Traditional French 75 cocktail was first documented in 1927, but an iteration of it was mentioned as early as 1867 (and by Charles Dickins!) and, once named, was named after a French field gun. The first recipes called for bubbly, sugar, citrus, and gin, but newer recipes have introduced cognac as an alternative.
I had to make sure the popsicles were easy to eat (since some of the guests would be wearing white), so I did a bit of research and found the perfect solution: Zipzicles! They’re the tubes you grew up with, but with a convenient zip closure … so no scissors are required and no melty stickiness on my guests’ hands.
The recipe was easy enough and filling the tubes only required a funnel. (And an extra set of hands made it MUCH easier.) It took about 12 hours for them so solidify completely, and since there was gin in them, it was a soft freeze.

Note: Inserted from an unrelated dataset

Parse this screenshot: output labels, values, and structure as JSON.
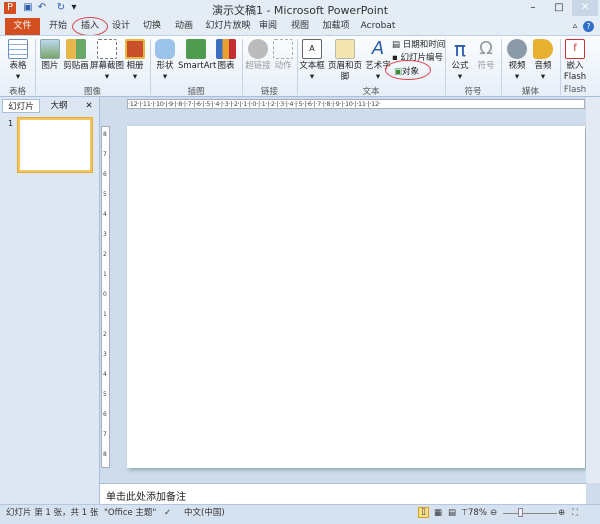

Needless to say, these were a hit! I ended up making about 65 of them, and the only trouble was keeping them cold. (My suggestion would be to use an ice bucket (or galvanized bucket) filled with a layer of dry ice (on the bottom) and top it with regular ice.)
If you need suggestions for more boozy popsicles, check out a popsicle cocktail recipe book that I reviewed a few years back, Poptails!